2002 News Releases
Whitman Announces U.S.-Mexico Border Air Quality Strategy
Release Date: 11/26/2002
Luke C. Hester email@example.com
(11/26/02) At the annual Binational Commission conference in Mexico City, EPA Administrator Christie Whitman today unveiled a new Air Quality Strategy developed by the United States and Mexico to take enhanced cooperative action to address transboundary air pollution along the U.S.-Mexico border.
“The agreement will serve as a foundation for dramatically improving the public health and air quality on both sides of our border and also for contributing to our economies in the region,” said Whitman.
The Strategy is designed to help federal and local officials improve border air quality by working together to protect public health while promoting economic growth. The Strategy will help improve exchange of information, and encourage coordinated planning, management and innovation.
Increases in population and industrial growth have affected urban and regional air quality along the U.S.-Mexico border. While substantial efforts have been made to protect border air quality, the two governments will strive to further address remaining significant environmental challenges on the border.
The Governments of Mexico and the United States

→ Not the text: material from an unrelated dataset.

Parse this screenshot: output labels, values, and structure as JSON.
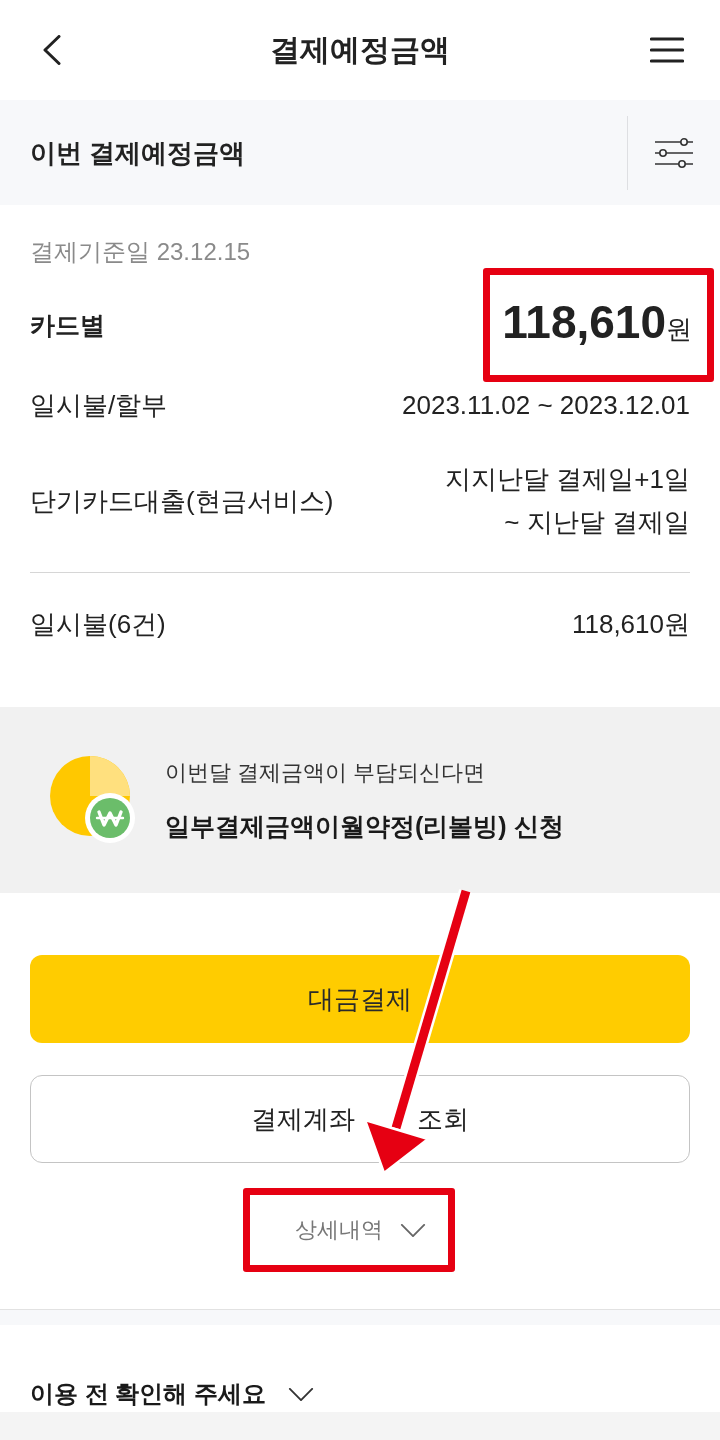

- continuing our emphasis on sustainable development through partnerships, and the further integration of the North American energy market
- realizing the importance of coordinated border airshed management
- understanding that the transboundary movement of air pollution causes degradation of air quality in border areas and can cause significant harm to human health and to natural resources of environmental, cultural, and economic importance
- recalling our respective existing bilateral environmental agreements and traditions of environmental cooperation, including the substantial efforts our countries have made to reduce transboundary air pollution
- seeking to ensure a reduction in air pollution for the benefit of our citizens living in areas along their respective borders
- believing that transboundary air pollution in border areas can be further reduced through enhanced cooperative actions
- are therefore requesting our officials to develop appropriate pilot transboundary projects, after consultation with their appropriate state, provincial and local officials, and to report back to us on those proposed projects within four months.
To implement the Strategy, U.S. government agencies, led by the U.S. Environmental Protection Agency, will work with the Mexican government to identify appropriate pilot projects in consultation with relevant stakeholders such as states, local governments, the business community and the private sector. A report on potential projects will be made by April 1, 2003. These projects will serve as a foundation for developing new strategies to improve air quality along the border.